  • DMS 448 Games, Gender & Culture
    DMS 448: Games, Gender And Culture provides a comprehensive investigation of the emerging field of Games Studies, the critical analysis of games and interactive environments made possible by the computer. We will address different theoretical perspectivesthat view games and gaming as historical, social, cultural. aesthetic, technical, performative, and cognitive phenomenon. 
  • DMS 462/562 Game Design
    DMS 462 is a production course that allows students to explore the fabulous and sometimes frightening world of Game Design. Games are all around us in modern culture, ranging from video games to board and card games to sports to politics (Game of Thrones, anyone?) and beyond. 

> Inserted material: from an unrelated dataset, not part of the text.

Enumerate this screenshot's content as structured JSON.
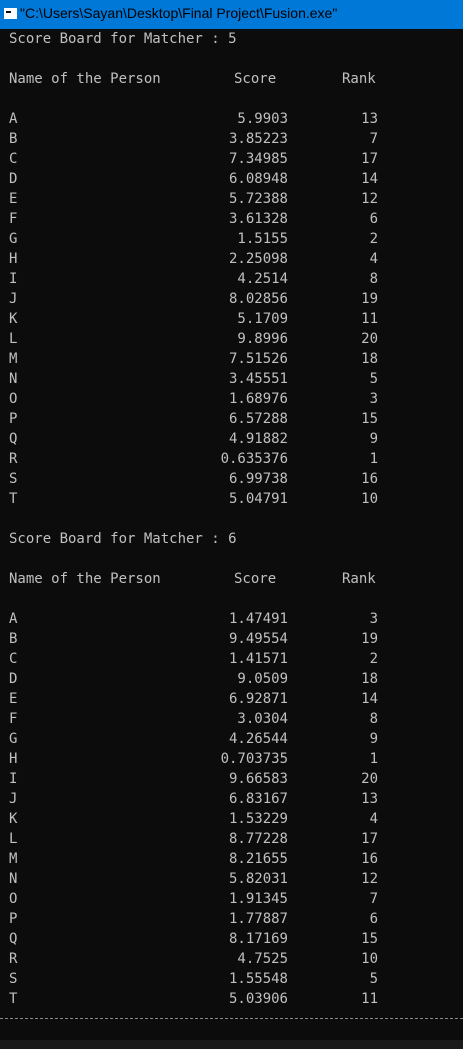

  • DMS 534 Media Archaeology
    In this theory/practice seminar, students will interrogate the strain of scholarly and artistic practices concerned with the cultural and material histories of media technology known as media archaeology.
  • DMS 474 Media Theories and Approaches
    Media theory investigates the technoculturaloperation of media, including media technologies and social practices. The basic question media theory must ask is “what is media?” If something is identified as media, is it always media or only under certain circumstances? For example, paint is a mediumwhen used for a painting, but what about on a wall or in a can? Air is a medium for sound and music, but what about when the world is silent? Fiber optic cables, wifi signals, and the internal operations of a computer delivering a film on a laptop are media, but so is the film. How do they relate? Conversely, what is not media?
  • DMS 606 Sound and Space
    In this course, students interested in learning more about music and sound, and sound’s relationship with and existence ins pace, have been experimenting with creating virtual spaces. (This was particularly germane since the class took place over Zoom, an entirely virtual space.) We have analyzed how sound behaves in real spaces, both natural and human-built, with the goal of understanding how these spaces influence sound, and human perception. 
  • DMS 302 Experimental Moving Image
    “Experimental Moving Image” is an intermediate level undergraduate production class introducing students to alternative approaches to the moving image, from abstraction and collage, personal documentary and hybrid narratives, to stop-motion and video installation, across single and multiple screens.
  • DMS 441 Advanced Video Production
    This production course is designed to build on and further students’ conceptual and technical skills in video production. Through a combination of in-class workshops and exercises, assigned projects, and close attention to visual, creative motion picture ideation, students will strive to produce thoughtful, personally meaningful, technically proficient videos.